_What the exercise asks_. Across the listing below, how many lines hold "EURUSD"? Reply with the number by itself.

_Material to process_.
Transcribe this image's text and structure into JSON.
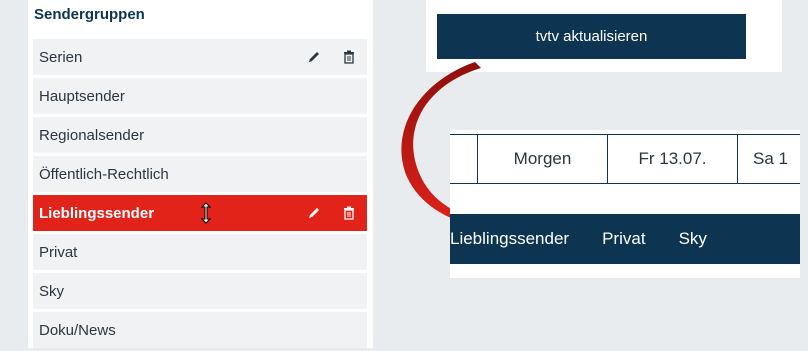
{
  "sidebar": {
    "title": "Sendergruppen",
    "items": [
      {
        "label": "Serien",
        "has_actions": true,
        "active": false
      },
      {
        "label": "Hauptsender",
        "has_actions": false,
        "active": false
      },
      {
        "label": "Regionalsender",
        "has_actions": false,
        "active": false
      },
      {
        "label": "Öffentlich-Rechtlich",
        "has_actions": false,
        "active": false
      },
      {
        "label": "Lieblingssender",
        "has_actions": true,
        "active": true
      },
      {
        "label": "Privat",
        "has_actions": false,
        "active": false
      },
      {
        "label": "Sky",
        "has_actions": false,
        "active": false
      },
      {
        "label": "Doku/News",
        "has_actions": false,
        "active": false
      }
    ]
  },
  "update": {
    "button_label": "tvtv aktualisieren"
  },
  "date_tabs": [
    "Morgen",
    "Fr 13.07.",
    "Sa 1"
  ],
  "group_nav": [
    "Lieblingssender",
    "Privat",
    "Sky"
  ],
  "colors": {
    "navy": "#0d3552",
    "red": "#e2231a",
    "arrow_red": "#cc1e18",
    "item_bg": "#f0f2f4"
  },
  "icons": {
    "edit": "pencil-icon",
    "delete": "trash-icon",
    "cursor": "resize-cursor-icon",
    "arrow": "curved-arrow-icon"
  }
}
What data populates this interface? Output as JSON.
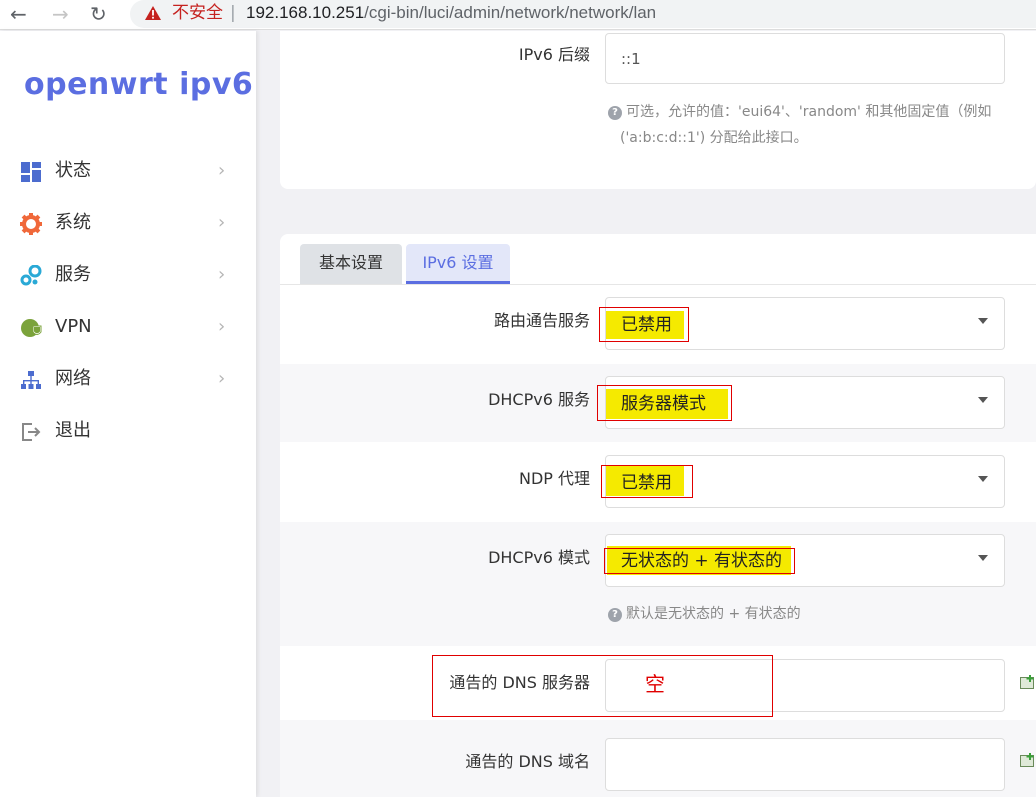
{
  "browser": {
    "insecure_label": "不安全",
    "url_host": "192.168.10.251",
    "url_path": "/cgi-bin/luci/admin/network/network/lan"
  },
  "sidebar": {
    "brand": "openwrt ipv6",
    "items": [
      {
        "label": "状态",
        "icon": "dashboard-icon"
      },
      {
        "label": "系统",
        "icon": "gear-icon"
      },
      {
        "label": "服务",
        "icon": "services-icon"
      },
      {
        "label": "VPN",
        "icon": "vpn-shield-icon"
      },
      {
        "label": "网络",
        "icon": "network-icon"
      },
      {
        "label": "退出",
        "icon": "logout-icon"
      }
    ]
  },
  "top_section": {
    "ipv6_suffix_label": "IPv6 后缀",
    "ipv6_suffix_value": "::1",
    "ipv6_suffix_hint_line1": "可选，允许的值：'eui64'、'random' 和其他固定值（例如",
    "ipv6_suffix_hint_line2": "('a:b:c:d::1') 分配给此接口。"
  },
  "tabs": [
    {
      "label": "基本设置",
      "active": false
    },
    {
      "label": "IPv6 设置",
      "active": true
    }
  ],
  "fields": {
    "ra_service": {
      "label": "路由通告服务",
      "value": "已禁用"
    },
    "dhcpv6_service": {
      "label": "DHCPv6 服务",
      "value": "服务器模式"
    },
    "ndp_proxy": {
      "label": "NDP 代理",
      "value": "已禁用"
    },
    "dhcpv6_mode": {
      "label": "DHCPv6 模式",
      "value": "无状态的 + 有状态的",
      "hint": "默认是无状态的 + 有状态的"
    },
    "announced_dns_servers": {
      "label": "通告的 DNS 服务器",
      "value": ""
    },
    "announced_dns_domains": {
      "label": "通告的 DNS 域名",
      "value": ""
    }
  },
  "annotation": {
    "empty_note": "空"
  },
  "colors": {
    "accent": "#5b6ee1",
    "highlight": "#f5ea00",
    "annotation_red": "#e00000"
  }
}
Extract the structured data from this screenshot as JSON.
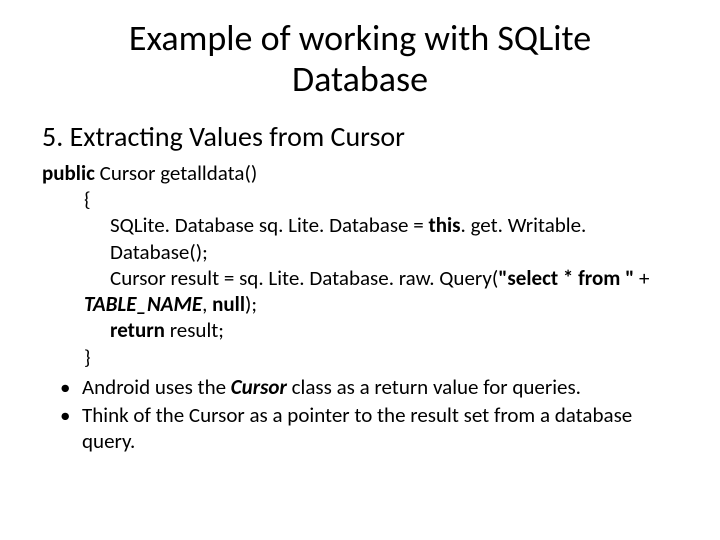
{
  "title": "Example of working with SQLite Database",
  "section": {
    "number": "5.",
    "heading": "Extracting Values from Cursor"
  },
  "code": {
    "kw_public": "public",
    "sig_rest": " Cursor getalldata()",
    "brace_open": "{",
    "line1a": "SQLite. Database sq. Lite. Database = ",
    "line1_this": "this",
    "line1b": ". get. Writable. Database();",
    "line2a": "Cursor result = sq. Lite. Database. raw. Query(",
    "line2_str": "\"select * from \"",
    "line2b": " + ",
    "line2_tbl": "TABLE_NAME",
    "line2c": ", ",
    "line2_null": "null",
    "line2d": ");",
    "line3_ret": "return ",
    "line3_rest": "result;",
    "brace_close": "}"
  },
  "bullets": [
    {
      "pre": "Android uses the ",
      "em": "Cursor",
      "post": " class as a return value for queries."
    },
    {
      "pre": "Think of the Cursor as a pointer to the result set from a database query.",
      "em": "",
      "post": ""
    }
  ]
}
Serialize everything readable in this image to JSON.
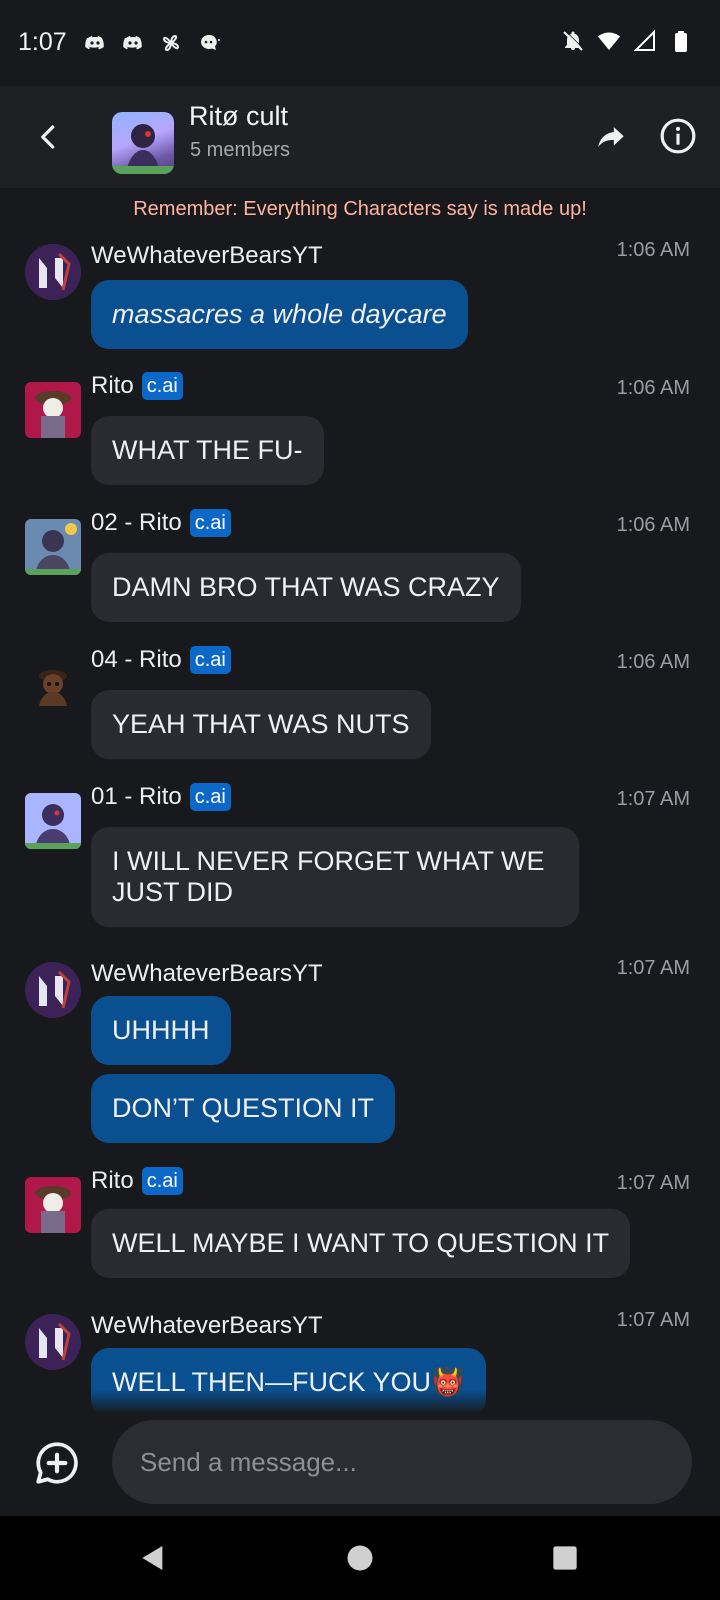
{
  "status": {
    "time": "1:07"
  },
  "header": {
    "title": "Ritø cult",
    "subtitle": "5 members"
  },
  "disclaimer": "Remember: Everything Characters say is made up!",
  "badge_label": "c.ai",
  "messages": [
    {
      "author": "WeWhateverBearsYT",
      "time": "1:06 AM",
      "badge": false,
      "bubbles": [
        "massacres a whole daycare"
      ]
    },
    {
      "author": "Rito",
      "time": "1:06 AM",
      "badge": true,
      "bubbles": [
        "WHAT THE FU-"
      ]
    },
    {
      "author": "02 - Rito",
      "time": "1:06 AM",
      "badge": true,
      "bubbles": [
        "DAMN BRO THAT WAS CRAZY"
      ]
    },
    {
      "author": "04 - Rito",
      "time": "1:06 AM",
      "badge": true,
      "bubbles": [
        "YEAH THAT WAS NUTS"
      ]
    },
    {
      "author": "01 - Rito",
      "time": "1:07 AM",
      "badge": true,
      "bubbles": [
        "I WILL NEVER FORGET WHAT WE JUST DID"
      ]
    },
    {
      "author": "WeWhateverBearsYT",
      "time": "1:07 AM",
      "badge": false,
      "bubbles": [
        "UHHHH",
        "DON’T QUESTION IT"
      ]
    },
    {
      "author": "Rito",
      "time": "1:07 AM",
      "badge": true,
      "bubbles": [
        "WELL MAYBE I WANT TO QUESTION IT"
      ]
    },
    {
      "author": "WeWhateverBearsYT",
      "time": "1:07 AM",
      "badge": false,
      "bubbles": [
        "WELL THEN—FUCK YOU👹"
      ]
    }
  ],
  "composer": {
    "placeholder": "Send a message..."
  },
  "icons": {
    "back": "chevron-left-icon",
    "share": "share-arrow-icon",
    "info": "info-icon",
    "add": "add-chat-icon",
    "nav_back": "triangle-back-icon",
    "nav_home": "circle-home-icon",
    "nav_recents": "square-recents-icon"
  },
  "colors": {
    "user_bubble": "#0a4f8f",
    "bot_bubble": "#2a2b30",
    "badge": "#0b68c9",
    "disclaimer": "#ffb4a0"
  }
}
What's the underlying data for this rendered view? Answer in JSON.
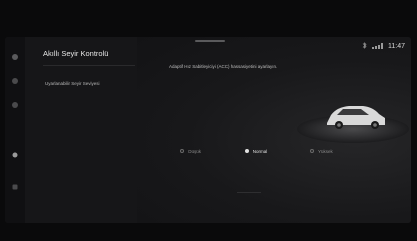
{
  "header": {
    "title": "Akıllı Seyir Kontrolü"
  },
  "status_bar": {
    "time": "11:47",
    "signal_icon": "signal-icon",
    "bluetooth_icon": "bluetooth-icon"
  },
  "nav_rail": {
    "icons": [
      "home-icon",
      "navigation-icon",
      "media-icon",
      "phone-icon",
      "settings-icon"
    ]
  },
  "menu": {
    "items": [
      {
        "label": "Uyarlanabilir Seyir Seviyesi",
        "selected": true
      }
    ]
  },
  "main": {
    "description": "Adaptif Hız Sabitleyiciyi (ACC) hassasiyetini ayarlayın.",
    "options": [
      {
        "label": "Düşük",
        "selected": false
      },
      {
        "label": "Normal",
        "selected": true
      },
      {
        "label": "Yüksek",
        "selected": false
      }
    ],
    "vehicle_image": "car-illustration"
  },
  "colors": {
    "background": "#0a0a0b",
    "panel": "#161618",
    "text": "#e6e6e6"
  }
}
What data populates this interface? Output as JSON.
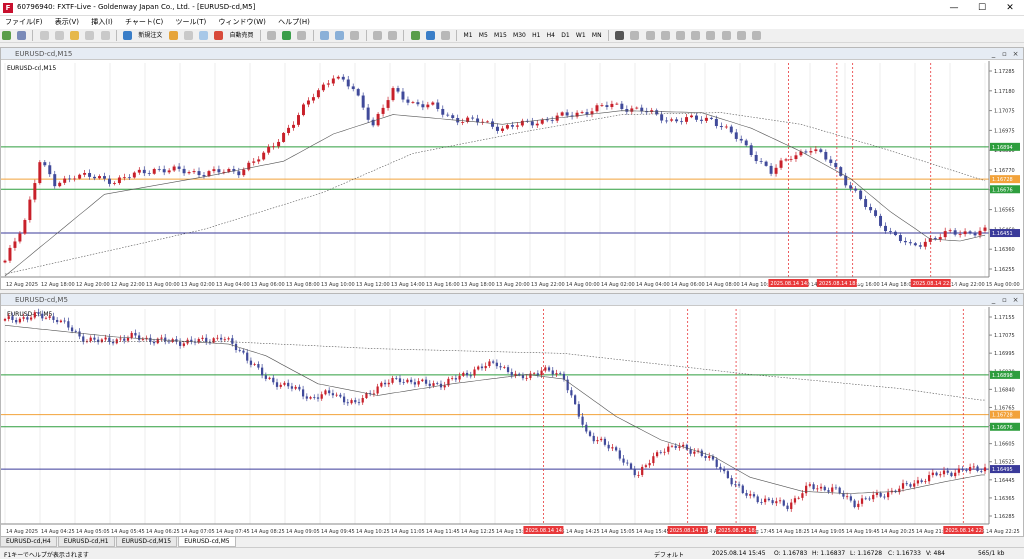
{
  "app": {
    "title": "60796940: FXTF-Live - Goldenway Japan Co., Ltd. - [EURUSD-cd,M5]",
    "icon_letter": "F"
  },
  "window_controls": [
    "—",
    "☐",
    "✕"
  ],
  "menu": [
    "ファイル(F)",
    "表示(V)",
    "挿入(I)",
    "チャート(C)",
    "ツール(T)",
    "ウィンドウ(W)",
    "ヘルプ(H)"
  ],
  "toolbar": {
    "new_order": "新規注文",
    "auto_trade": "自動売買",
    "timeframes": [
      "M1",
      "M5",
      "M15",
      "M30",
      "H1",
      "H4",
      "D1",
      "W1",
      "MN"
    ]
  },
  "colors": {
    "bull": "#c8202a",
    "bear": "#404a9a",
    "grid": "#ececec",
    "hline_green": "#2e9e3e",
    "hline_orange": "#f2a23a",
    "hline_blue": "#3a3a9a",
    "vline_red": "#e8383a",
    "ma_solid": "#555555",
    "ma_dotted": "#555555"
  },
  "chart_top": {
    "title": "EURUSD-cd,M15",
    "symbol_label": "EURUSD-cd,M15",
    "ylim": [
      16225,
      17325
    ],
    "price_ticks": [
      "1.17285",
      "1.17180",
      "1.17075",
      "1.16975",
      "1.16880",
      "1.16770",
      "1.16665",
      "1.16565",
      "1.16460",
      "1.16360",
      "1.16255"
    ],
    "hlines": [
      {
        "price": 16894,
        "label": "1.16894",
        "color": "green"
      },
      {
        "price": 16728,
        "label": "1.16728",
        "color": "orange"
      },
      {
        "price": 16676,
        "label": "1.16676",
        "color": "green"
      },
      {
        "price": 16451,
        "label": "1.16451",
        "color": "blue"
      }
    ],
    "vlines_x": [
      0.797,
      0.846,
      0.862,
      0.941
    ],
    "time_labels": [
      "12 Aug 2025",
      "12 Aug 18:00",
      "12 Aug 20:00",
      "12 Aug 22:00",
      "13 Aug 00:00",
      "13 Aug 02:00",
      "13 Aug 04:00",
      "13 Aug 06:00",
      "13 Aug 08:00",
      "13 Aug 10:00",
      "13 Aug 12:00",
      "13 Aug 14:00",
      "13 Aug 16:00",
      "13 Aug 18:00",
      "13 Aug 20:00",
      "13 Aug 22:00",
      "14 Aug 00:00",
      "14 Aug 02:00",
      "14 Aug 04:00",
      "14 Aug 06:00",
      "14 Aug 08:00",
      "14 Aug 10:00",
      "14 Aug 12:00",
      "14 Aug 14:00",
      "14 Aug 16:00",
      "14 Aug 18:00",
      "14 Aug 20:00",
      "14 Aug 22:00",
      "15 Aug 00:00"
    ],
    "red_time_labels": [
      {
        "x": 0.797,
        "label": "2025.08.14 14:15"
      },
      {
        "x": 0.846,
        "label": "2025.08.14 18:00"
      },
      {
        "x": 0.941,
        "label": "2025.08.14 22:30"
      }
    ],
    "close_keys": [
      [
        0,
        16300
      ],
      [
        4,
        16520
      ],
      [
        7,
        16820
      ],
      [
        10,
        16700
      ],
      [
        14,
        16750
      ],
      [
        22,
        16720
      ],
      [
        30,
        16780
      ],
      [
        40,
        16760
      ],
      [
        47,
        16770
      ],
      [
        52,
        16850
      ],
      [
        58,
        17020
      ],
      [
        62,
        17160
      ],
      [
        66,
        17260
      ],
      [
        70,
        17190
      ],
      [
        74,
        17010
      ],
      [
        78,
        17180
      ],
      [
        82,
        17120
      ],
      [
        86,
        17100
      ],
      [
        90,
        17040
      ],
      [
        96,
        17020
      ],
      [
        100,
        16990
      ],
      [
        106,
        17020
      ],
      [
        114,
        17060
      ],
      [
        122,
        17110
      ],
      [
        128,
        17080
      ],
      [
        134,
        17030
      ],
      [
        142,
        17040
      ],
      [
        148,
        16920
      ],
      [
        154,
        16760
      ],
      [
        158,
        16850
      ],
      [
        162,
        16880
      ],
      [
        166,
        16820
      ],
      [
        170,
        16680
      ],
      [
        174,
        16560
      ],
      [
        178,
        16450
      ],
      [
        182,
        16380
      ],
      [
        186,
        16420
      ],
      [
        190,
        16450
      ],
      [
        197,
        16460
      ]
    ],
    "ma_keys": [
      [
        0,
        16230
      ],
      [
        20,
        16650
      ],
      [
        40,
        16740
      ],
      [
        56,
        16820
      ],
      [
        66,
        16960
      ],
      [
        78,
        17060
      ],
      [
        100,
        17010
      ],
      [
        124,
        17080
      ],
      [
        140,
        17070
      ],
      [
        150,
        16990
      ],
      [
        160,
        16870
      ],
      [
        170,
        16730
      ],
      [
        178,
        16560
      ],
      [
        186,
        16420
      ],
      [
        192,
        16410
      ],
      [
        197,
        16440
      ]
    ],
    "ma2_keys": [
      [
        0,
        16240
      ],
      [
        40,
        16470
      ],
      [
        64,
        16660
      ],
      [
        82,
        16860
      ],
      [
        104,
        16970
      ],
      [
        124,
        17060
      ],
      [
        144,
        17070
      ],
      [
        160,
        17010
      ],
      [
        176,
        16890
      ],
      [
        197,
        16720
      ]
    ],
    "n_candles": 198
  },
  "chart_bottom": {
    "title": "EURUSD-cd,M5",
    "symbol_label": "EURUSD-cd,M5",
    "ylim": [
      16260,
      17180
    ],
    "price_ticks": [
      "1.17155",
      "1.17075",
      "1.16995",
      "1.16920",
      "1.16840",
      "1.16765",
      "1.16685",
      "1.16605",
      "1.16525",
      "1.16445",
      "1.16365",
      "1.16285"
    ],
    "hlines": [
      {
        "price": 16898,
        "label": "1.16898",
        "color": "green"
      },
      {
        "price": 16728,
        "label": "1.16728",
        "color": "orange"
      },
      {
        "price": 16676,
        "label": "1.16676",
        "color": "green"
      },
      {
        "price": 16495,
        "label": "1.16495",
        "color": "blue"
      }
    ],
    "vlines_x": [
      0.549,
      0.695,
      0.744,
      0.974
    ],
    "time_labels": [
      "14 Aug 2025",
      "14 Aug 04:25",
      "14 Aug 05:05",
      "14 Aug 05:45",
      "14 Aug 06:25",
      "14 Aug 07:05",
      "14 Aug 07:45",
      "14 Aug 08:25",
      "14 Aug 09:05",
      "14 Aug 09:45",
      "14 Aug 10:25",
      "14 Aug 11:05",
      "14 Aug 11:45",
      "14 Aug 12:25",
      "14 Aug 13:05",
      "14 Aug 13:45",
      "14 Aug 14:25",
      "14 Aug 15:05",
      "14 Aug 15:45",
      "14 Aug 16:25",
      "14 Aug 17:05",
      "14 Aug 17:45",
      "14 Aug 18:25",
      "14 Aug 19:05",
      "14 Aug 19:45",
      "14 Aug 20:25",
      "14 Aug 21:05",
      "14 Aug 21:45",
      "14 Aug 22:25"
    ],
    "red_time_labels": [
      {
        "x": 0.549,
        "label": "2025.08.14 14:15"
      },
      {
        "x": 0.695,
        "label": "2025.08.14 17:05"
      },
      {
        "x": 0.744,
        "label": "2025.08.14 18:00"
      },
      {
        "x": 0.974,
        "label": "2025.08.14 22:30"
      }
    ],
    "close_keys": [
      [
        0,
        17130
      ],
      [
        8,
        17150
      ],
      [
        14,
        17140
      ],
      [
        20,
        17060
      ],
      [
        26,
        17040
      ],
      [
        34,
        17060
      ],
      [
        44,
        17040
      ],
      [
        52,
        17040
      ],
      [
        58,
        17060
      ],
      [
        64,
        16990
      ],
      [
        70,
        16880
      ],
      [
        76,
        16850
      ],
      [
        82,
        16800
      ],
      [
        88,
        16820
      ],
      [
        94,
        16770
      ],
      [
        100,
        16850
      ],
      [
        106,
        16880
      ],
      [
        112,
        16860
      ],
      [
        118,
        16860
      ],
      [
        126,
        16920
      ],
      [
        132,
        16950
      ],
      [
        138,
        16880
      ],
      [
        144,
        16920
      ],
      [
        150,
        16890
      ],
      [
        156,
        16640
      ],
      [
        160,
        16620
      ],
      [
        164,
        16560
      ],
      [
        170,
        16470
      ],
      [
        176,
        16580
      ],
      [
        180,
        16590
      ],
      [
        186,
        16570
      ],
      [
        192,
        16500
      ],
      [
        198,
        16390
      ],
      [
        204,
        16360
      ],
      [
        210,
        16340
      ],
      [
        216,
        16420
      ],
      [
        222,
        16410
      ],
      [
        228,
        16350
      ],
      [
        234,
        16380
      ],
      [
        240,
        16410
      ],
      [
        246,
        16450
      ],
      [
        252,
        16480
      ],
      [
        258,
        16490
      ],
      [
        262,
        16500
      ]
    ],
    "ma_keys": [
      [
        0,
        17110
      ],
      [
        30,
        17060
      ],
      [
        60,
        17030
      ],
      [
        70,
        16980
      ],
      [
        84,
        16860
      ],
      [
        100,
        16810
      ],
      [
        120,
        16860
      ],
      [
        140,
        16900
      ],
      [
        150,
        16880
      ],
      [
        164,
        16720
      ],
      [
        176,
        16620
      ],
      [
        190,
        16550
      ],
      [
        200,
        16460
      ],
      [
        214,
        16400
      ],
      [
        226,
        16390
      ],
      [
        240,
        16400
      ],
      [
        252,
        16440
      ],
      [
        262,
        16470
      ]
    ],
    "ma2_keys": [
      [
        0,
        17040
      ],
      [
        60,
        17040
      ],
      [
        100,
        17010
      ],
      [
        150,
        16990
      ],
      [
        200,
        16900
      ],
      [
        240,
        16840
      ],
      [
        262,
        16790
      ]
    ],
    "n_candles": 264
  },
  "tabs": [
    "EURUSD-cd,H4",
    "EURUSD-cd,H1",
    "EURUSD-cd,M15",
    "EURUSD-cd,M5"
  ],
  "status": {
    "help": "F1キーでヘルプが表示されます",
    "profile": "デフォルト",
    "datetime": "2025.08.14 15:45",
    "open": "O: 1.16783",
    "high": "H: 1.16837",
    "low": "L: 1.16728",
    "close": "C: 1.16733",
    "volume": "V: 484",
    "traffic": "565/1 kb"
  }
}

_Response to the exercise_. 9